**Problem description**: Every record must be retyped as it stands.

**Supplied data**:
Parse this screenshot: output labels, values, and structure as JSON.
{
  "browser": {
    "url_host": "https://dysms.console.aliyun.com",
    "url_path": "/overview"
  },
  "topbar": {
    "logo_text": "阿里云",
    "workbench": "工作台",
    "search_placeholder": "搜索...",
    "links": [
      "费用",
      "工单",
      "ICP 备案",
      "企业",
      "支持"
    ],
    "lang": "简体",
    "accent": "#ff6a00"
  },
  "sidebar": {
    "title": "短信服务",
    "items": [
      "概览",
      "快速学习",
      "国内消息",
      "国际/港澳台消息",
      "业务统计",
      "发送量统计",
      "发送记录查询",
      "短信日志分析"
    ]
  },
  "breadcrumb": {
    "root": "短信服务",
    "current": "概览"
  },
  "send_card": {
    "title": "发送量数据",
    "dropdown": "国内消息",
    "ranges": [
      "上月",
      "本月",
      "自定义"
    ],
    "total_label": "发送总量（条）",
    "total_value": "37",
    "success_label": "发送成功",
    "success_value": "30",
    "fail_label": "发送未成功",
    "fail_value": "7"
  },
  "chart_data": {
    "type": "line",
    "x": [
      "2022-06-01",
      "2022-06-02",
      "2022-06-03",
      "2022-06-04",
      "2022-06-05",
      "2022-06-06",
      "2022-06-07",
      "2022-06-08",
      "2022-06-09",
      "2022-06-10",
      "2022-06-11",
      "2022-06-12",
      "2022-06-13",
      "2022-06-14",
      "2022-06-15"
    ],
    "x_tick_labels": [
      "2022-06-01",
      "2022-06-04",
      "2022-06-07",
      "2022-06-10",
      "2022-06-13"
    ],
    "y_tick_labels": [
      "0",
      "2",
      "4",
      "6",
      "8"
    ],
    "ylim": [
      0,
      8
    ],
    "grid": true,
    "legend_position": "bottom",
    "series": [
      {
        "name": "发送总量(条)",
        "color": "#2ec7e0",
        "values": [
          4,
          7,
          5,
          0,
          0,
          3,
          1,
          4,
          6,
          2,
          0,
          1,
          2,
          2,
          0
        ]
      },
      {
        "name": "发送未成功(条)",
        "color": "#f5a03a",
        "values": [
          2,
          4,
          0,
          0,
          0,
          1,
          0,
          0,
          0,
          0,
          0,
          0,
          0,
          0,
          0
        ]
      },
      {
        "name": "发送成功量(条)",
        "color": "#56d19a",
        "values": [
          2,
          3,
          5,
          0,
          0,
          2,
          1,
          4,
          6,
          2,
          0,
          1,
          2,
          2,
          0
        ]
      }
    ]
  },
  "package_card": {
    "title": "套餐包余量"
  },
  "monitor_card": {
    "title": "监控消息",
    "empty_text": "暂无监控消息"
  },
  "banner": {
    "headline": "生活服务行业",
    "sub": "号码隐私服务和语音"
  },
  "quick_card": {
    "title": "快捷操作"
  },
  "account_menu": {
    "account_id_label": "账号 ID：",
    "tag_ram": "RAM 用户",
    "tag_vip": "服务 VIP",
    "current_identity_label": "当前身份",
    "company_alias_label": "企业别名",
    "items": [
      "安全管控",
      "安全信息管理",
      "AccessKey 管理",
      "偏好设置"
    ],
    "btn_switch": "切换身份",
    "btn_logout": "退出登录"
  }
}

**Exercise solution**:
Parse this screenshot: output labels, values, and structure as JSON.
{
  "browser": {
    "url_host": "https://dysms.console.aliyun.com",
    "url_path": "/overview"
  },
  "topbar": {
    "logo_text": "阿里云",
    "workbench": "工作台",
    "search_placeholder": "搜索...",
    "links": [
      "费用",
      "工单",
      "ICP 备案",
      "企业",
      "支持"
    ],
    "lang": "简体",
    "accent": "#ff6a00"
  },
  "sidebar": {
    "title": "短信服务",
    "items": [
      "概览",
      "快速学习",
      "国内消息",
      "国际/港澳台消息",
      "业务统计",
      "发送量统计",
      "发送记录查询",
      "短信日志分析"
    ]
  },
  "breadcrumb": {
    "root": "短信服务",
    "current": "概览"
  },
  "send_card": {
    "title": "发送量数据",
    "dropdown": "国内消息",
    "ranges": [
      "上月",
      "本月",
      "自定义"
    ],
    "total_label": "发送总量（条）",
    "total_value": "37",
    "success_label": "发送成功",
    "success_value": "30",
    "fail_label": "发送未成功",
    "fail_value": "7"
  },
  "chart_data": {
    "type": "line",
    "x": [
      "2022-06-01",
      "2022-06-02",
      "2022-06-03",
      "2022-06-04",
      "2022-06-05",
      "2022-06-06",
      "2022-06-07",
      "2022-06-08",
      "2022-06-09",
      "2022-06-10",
      "2022-06-11",
      "2022-06-12",
      "2022-06-13",
      "2022-06-14",
      "2022-06-15"
    ],
    "x_tick_labels": [
      "2022-06-01",
      "2022-06-04",
      "2022-06-07",
      "2022-06-10",
      "2022-06-13"
    ],
    "y_tick_labels": [
      "0",
      "2",
      "4",
      "6",
      "8"
    ],
    "ylim": [
      0,
      8
    ],
    "grid": true,
    "legend_position": "bottom",
    "series": [
      {
        "name": "发送总量(条)",
        "color": "#2ec7e0",
        "values": [
          4,
          7,
          5,
          0,
          0,
          3,
          1,
          4,
          6,
          2,
          0,
          1,
          2,
          2,
          0
        ]
      },
      {
        "name": "发送未成功(条)",
        "color": "#f5a03a",
        "values": [
          2,
          4,
          0,
          0,
          0,
          1,
          0,
          0,
          0,
          0,
          0,
          0,
          0,
          0,
          0
        ]
      },
      {
        "name": "发送成功量(条)",
        "color": "#56d19a",
        "values": [
          2,
          3,
          5,
          0,
          0,
          2,
          1,
          4,
          6,
          2,
          0,
          1,
          2,
          2,
          0
        ]
      }
    ]
  },
  "package_card": {
    "title": "套餐包余量"
  },
  "monitor_card": {
    "title": "监控消息",
    "empty_text": "暂无监控消息"
  },
  "banner": {
    "headline": "生活服务行业",
    "sub": "号码隐私服务和语音"
  },
  "quick_card": {
    "title": "快捷操作"
  },
  "account_menu": {
    "account_id_label": "账号 ID：",
    "tag_ram": "RAM 用户",
    "tag_vip": "服务 VIP",
    "current_identity_label": "当前身份",
    "company_alias_label": "企业别名",
    "items": [
      "安全管控",
      "安全信息管理",
      "AccessKey 管理",
      "偏好设置"
    ],
    "btn_switch": "切换身份",
    "btn_logout": "退出登录"
  }
}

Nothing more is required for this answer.